Invisible Children YouTube video goes viral in hopes to stop child abduction
After being away from a computer, a TV and pretty much any means of communication for five days during my vacation to Florida, I didn’t think I had missed too much fuss in the news over spring break.
Shortly after checking out my emails and the hot topics online after coming back to Michigan, I was struck with the story about Kony 2012.
If you haven’t heard of this yet, Kony 2012 is a campaign started by Invisible Children, a U.S. Charity, in order to raise money to aid in the capture of Joseph Kony.
According to the film created by Invisible Children, Kony has been charged with 12 counts against humanity and 21 counts of war crimes including a forced recruitment of children soldiers.
Kony has eluded capture by the Ugandan government for almost 26 years. During those years more than 30 thousand children have been abducted for Kony’s Lord’s Resistance Army.
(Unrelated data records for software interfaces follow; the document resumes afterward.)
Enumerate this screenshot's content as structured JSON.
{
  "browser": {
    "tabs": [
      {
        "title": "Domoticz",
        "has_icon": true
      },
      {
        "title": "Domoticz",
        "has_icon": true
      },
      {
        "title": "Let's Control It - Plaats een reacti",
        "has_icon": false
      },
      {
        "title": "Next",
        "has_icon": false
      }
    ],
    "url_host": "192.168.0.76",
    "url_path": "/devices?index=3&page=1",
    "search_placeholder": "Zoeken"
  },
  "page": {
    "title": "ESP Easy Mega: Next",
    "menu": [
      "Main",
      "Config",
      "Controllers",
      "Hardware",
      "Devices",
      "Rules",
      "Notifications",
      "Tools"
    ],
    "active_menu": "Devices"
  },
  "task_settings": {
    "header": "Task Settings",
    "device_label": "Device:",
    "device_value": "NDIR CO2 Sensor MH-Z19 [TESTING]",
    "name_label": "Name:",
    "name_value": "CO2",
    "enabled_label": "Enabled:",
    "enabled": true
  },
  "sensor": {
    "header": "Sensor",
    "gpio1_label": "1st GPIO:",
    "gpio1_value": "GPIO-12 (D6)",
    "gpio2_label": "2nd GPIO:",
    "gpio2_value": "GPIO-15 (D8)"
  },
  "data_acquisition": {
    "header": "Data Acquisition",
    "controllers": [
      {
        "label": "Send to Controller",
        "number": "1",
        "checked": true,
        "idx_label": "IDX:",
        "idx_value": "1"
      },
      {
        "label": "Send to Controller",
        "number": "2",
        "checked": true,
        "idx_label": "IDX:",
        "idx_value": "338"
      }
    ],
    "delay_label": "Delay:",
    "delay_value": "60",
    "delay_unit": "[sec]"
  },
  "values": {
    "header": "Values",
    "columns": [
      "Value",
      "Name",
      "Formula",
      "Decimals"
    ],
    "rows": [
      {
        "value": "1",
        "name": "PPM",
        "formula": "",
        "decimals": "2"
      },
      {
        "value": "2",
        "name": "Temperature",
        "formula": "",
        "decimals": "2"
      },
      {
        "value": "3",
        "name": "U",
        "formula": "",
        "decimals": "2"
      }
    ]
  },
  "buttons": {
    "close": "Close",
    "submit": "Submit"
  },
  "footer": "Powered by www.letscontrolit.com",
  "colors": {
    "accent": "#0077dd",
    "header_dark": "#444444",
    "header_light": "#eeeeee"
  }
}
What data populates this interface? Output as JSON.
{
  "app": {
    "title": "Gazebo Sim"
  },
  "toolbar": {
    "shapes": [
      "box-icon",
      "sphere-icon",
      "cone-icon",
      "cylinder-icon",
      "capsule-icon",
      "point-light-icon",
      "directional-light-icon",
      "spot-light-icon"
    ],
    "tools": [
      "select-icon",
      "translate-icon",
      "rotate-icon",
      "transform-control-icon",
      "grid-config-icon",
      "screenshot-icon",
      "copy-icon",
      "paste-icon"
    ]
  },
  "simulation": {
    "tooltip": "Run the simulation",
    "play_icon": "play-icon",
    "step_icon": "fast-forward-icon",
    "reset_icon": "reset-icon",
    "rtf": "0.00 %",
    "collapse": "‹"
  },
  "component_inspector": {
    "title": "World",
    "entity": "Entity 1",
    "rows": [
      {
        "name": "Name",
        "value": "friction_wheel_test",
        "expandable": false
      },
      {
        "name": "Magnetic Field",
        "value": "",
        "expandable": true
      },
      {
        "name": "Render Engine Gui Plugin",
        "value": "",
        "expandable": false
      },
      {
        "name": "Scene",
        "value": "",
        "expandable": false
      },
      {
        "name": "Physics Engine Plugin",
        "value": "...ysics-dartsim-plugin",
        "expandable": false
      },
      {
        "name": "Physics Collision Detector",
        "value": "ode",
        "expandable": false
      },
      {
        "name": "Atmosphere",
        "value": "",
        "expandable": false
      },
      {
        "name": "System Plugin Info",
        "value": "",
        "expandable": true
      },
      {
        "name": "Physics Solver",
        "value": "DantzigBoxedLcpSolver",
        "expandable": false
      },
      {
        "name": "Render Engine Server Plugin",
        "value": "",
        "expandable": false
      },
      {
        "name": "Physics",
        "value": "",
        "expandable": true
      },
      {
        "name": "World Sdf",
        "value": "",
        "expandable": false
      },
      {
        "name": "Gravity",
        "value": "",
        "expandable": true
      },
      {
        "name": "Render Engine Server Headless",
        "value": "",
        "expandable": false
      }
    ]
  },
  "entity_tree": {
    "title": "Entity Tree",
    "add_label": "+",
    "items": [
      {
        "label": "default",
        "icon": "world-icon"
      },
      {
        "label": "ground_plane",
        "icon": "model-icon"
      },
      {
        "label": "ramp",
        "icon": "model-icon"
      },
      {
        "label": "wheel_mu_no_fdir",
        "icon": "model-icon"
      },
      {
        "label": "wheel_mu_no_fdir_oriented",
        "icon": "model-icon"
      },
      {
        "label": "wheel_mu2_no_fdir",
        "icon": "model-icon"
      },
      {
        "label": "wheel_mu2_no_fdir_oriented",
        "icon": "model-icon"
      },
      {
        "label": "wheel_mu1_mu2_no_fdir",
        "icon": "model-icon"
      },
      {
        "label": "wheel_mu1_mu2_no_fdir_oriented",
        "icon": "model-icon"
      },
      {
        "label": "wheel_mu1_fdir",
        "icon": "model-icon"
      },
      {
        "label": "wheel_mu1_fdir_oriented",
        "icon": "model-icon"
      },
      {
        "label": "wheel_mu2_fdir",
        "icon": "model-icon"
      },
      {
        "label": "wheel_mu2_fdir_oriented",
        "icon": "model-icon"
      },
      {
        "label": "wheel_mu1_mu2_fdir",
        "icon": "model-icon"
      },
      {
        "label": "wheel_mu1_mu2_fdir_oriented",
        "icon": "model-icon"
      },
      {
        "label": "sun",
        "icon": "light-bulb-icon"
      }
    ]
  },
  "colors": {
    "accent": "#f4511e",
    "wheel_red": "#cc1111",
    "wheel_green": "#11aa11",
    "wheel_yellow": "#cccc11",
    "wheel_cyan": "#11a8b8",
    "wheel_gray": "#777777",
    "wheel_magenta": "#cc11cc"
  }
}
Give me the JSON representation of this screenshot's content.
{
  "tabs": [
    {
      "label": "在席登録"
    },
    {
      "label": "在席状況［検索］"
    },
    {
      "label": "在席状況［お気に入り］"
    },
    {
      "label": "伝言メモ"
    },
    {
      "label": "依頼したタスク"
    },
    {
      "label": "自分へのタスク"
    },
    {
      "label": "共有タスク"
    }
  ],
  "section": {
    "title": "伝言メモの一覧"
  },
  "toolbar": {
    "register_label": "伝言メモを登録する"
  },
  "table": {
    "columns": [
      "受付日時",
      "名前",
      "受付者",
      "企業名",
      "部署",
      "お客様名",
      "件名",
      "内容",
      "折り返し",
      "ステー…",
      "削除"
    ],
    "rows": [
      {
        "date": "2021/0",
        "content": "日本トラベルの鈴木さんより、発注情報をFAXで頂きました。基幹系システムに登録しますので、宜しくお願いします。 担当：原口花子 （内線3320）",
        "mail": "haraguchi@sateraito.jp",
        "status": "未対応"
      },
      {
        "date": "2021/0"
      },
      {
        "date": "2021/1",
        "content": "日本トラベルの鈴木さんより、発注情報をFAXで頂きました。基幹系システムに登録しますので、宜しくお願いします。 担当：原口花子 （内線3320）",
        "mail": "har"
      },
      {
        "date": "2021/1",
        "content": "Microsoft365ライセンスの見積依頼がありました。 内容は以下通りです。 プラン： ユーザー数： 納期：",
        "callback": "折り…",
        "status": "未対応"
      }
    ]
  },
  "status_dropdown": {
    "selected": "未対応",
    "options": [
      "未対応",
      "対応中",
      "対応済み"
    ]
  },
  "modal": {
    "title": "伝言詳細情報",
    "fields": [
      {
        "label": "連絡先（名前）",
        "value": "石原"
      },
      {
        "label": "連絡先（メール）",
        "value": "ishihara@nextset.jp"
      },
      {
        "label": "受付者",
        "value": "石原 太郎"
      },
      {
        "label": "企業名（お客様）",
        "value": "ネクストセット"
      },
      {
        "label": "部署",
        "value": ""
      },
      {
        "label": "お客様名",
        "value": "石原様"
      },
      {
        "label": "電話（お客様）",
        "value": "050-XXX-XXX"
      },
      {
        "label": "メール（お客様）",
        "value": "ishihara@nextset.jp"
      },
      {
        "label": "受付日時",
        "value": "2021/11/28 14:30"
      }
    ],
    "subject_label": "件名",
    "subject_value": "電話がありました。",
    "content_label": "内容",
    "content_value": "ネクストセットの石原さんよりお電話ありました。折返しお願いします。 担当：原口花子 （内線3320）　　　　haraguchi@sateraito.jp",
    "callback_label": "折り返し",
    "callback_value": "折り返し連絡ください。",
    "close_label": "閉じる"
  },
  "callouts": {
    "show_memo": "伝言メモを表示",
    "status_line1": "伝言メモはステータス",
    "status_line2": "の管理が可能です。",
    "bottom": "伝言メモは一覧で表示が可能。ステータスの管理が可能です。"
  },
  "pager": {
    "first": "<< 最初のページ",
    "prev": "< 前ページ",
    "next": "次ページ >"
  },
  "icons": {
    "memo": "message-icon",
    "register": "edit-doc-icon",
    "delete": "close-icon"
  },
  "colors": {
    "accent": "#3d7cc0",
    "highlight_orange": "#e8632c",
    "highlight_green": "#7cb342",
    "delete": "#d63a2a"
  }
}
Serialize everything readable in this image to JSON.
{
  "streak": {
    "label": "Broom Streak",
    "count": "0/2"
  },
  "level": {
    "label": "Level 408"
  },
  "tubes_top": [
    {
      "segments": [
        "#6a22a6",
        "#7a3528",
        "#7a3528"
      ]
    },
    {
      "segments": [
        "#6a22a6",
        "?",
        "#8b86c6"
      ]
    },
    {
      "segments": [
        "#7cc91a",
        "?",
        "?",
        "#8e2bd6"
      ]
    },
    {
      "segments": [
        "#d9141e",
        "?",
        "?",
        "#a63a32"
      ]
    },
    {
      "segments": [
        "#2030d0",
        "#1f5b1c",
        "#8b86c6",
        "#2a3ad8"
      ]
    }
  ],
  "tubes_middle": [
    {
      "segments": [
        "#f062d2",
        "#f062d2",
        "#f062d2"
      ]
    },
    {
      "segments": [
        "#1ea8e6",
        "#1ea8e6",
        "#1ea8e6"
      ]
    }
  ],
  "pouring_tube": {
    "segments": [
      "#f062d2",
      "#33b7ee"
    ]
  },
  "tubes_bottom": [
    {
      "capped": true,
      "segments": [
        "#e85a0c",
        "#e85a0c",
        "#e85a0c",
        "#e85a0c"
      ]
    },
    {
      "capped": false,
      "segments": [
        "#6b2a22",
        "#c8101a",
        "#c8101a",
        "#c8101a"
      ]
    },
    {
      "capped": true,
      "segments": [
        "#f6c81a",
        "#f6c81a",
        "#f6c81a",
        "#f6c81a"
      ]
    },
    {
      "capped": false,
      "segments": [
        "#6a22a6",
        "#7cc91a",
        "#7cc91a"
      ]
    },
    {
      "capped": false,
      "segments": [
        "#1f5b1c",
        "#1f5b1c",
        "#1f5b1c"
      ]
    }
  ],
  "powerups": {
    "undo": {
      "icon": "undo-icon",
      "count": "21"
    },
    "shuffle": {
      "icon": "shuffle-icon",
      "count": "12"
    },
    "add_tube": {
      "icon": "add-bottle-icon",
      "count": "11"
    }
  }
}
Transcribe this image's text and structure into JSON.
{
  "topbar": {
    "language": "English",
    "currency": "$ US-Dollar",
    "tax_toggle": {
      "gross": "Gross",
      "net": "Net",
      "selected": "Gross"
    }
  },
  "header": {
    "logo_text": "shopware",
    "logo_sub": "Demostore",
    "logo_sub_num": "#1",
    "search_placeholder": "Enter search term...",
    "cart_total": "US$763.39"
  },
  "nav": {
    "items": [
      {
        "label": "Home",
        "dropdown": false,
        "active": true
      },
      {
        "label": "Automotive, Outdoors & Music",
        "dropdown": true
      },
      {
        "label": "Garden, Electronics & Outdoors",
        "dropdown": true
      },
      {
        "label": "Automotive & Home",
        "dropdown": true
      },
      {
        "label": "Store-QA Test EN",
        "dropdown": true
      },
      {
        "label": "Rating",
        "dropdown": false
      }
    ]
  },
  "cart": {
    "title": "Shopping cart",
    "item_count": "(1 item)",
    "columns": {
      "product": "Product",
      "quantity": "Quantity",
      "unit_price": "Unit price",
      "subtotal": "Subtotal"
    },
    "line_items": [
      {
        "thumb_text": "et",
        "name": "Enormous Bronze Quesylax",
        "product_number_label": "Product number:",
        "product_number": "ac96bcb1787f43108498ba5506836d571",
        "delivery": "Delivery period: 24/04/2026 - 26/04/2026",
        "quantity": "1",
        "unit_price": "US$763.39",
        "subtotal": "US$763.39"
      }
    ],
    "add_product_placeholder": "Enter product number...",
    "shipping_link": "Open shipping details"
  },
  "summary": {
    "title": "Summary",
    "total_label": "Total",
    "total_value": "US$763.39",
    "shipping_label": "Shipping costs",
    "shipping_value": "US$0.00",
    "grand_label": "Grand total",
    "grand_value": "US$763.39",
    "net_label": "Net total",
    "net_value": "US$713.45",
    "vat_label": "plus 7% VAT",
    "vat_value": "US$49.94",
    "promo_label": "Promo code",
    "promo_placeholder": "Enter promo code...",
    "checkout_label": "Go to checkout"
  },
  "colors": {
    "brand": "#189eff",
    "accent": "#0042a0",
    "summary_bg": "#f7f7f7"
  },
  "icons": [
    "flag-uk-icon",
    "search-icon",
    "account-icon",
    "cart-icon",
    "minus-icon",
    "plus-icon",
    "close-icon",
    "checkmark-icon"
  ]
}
The video stated this international injustice didn’t directly affect the United States, and our government wasn’t planning on becoming involved. This was until about five months ago when 100 U.S. advisors were sent to aid the Uganda Army to find and capture Kony.
Since then the campaign has continuously grown. The Kony 2012 YouTube video posted March 5 started with a few views and grew to 65 million. Invisible Children hopes to make Kony famous worldwide for his actions to create a bigger awareness of this disturbing situation to stop the violence.
Celebrities such as Rihanna, P Diddy, Justin Bieber and Angelina Jolie are even supporting Invisible Children’s cause through their Twitter pages.
Some YouTube commenters say this campaign is a scam and funding this cause is only providing Invisible Children employees with a salary. Those commenters are missing the bigger picture, the part about child abduction.
The whole situation is disgusting and so terribly sad, especially since it took more than 26 years to shine a light on these horrendous actions.
Then there are other articles criticizing the video saying it doesn’t accurately describe the history of the Ugandan government over the past 26 years.
According to the Huffington Post, “Invisible Children said in a statement posted on its website that it does not defend any of the human rights abuses committed by the Ugandan government.”
Twelve counts against humanity and 21 counts of war crimes doesn’t just appear overnight, like the views on the YouTube video.
Whether or not Uganda is corrupt or the Invisible Children staff is getting paid, let’s look at the bigger picture: If the allegations against Kony are true, he needs to be stopped. It’s sickening.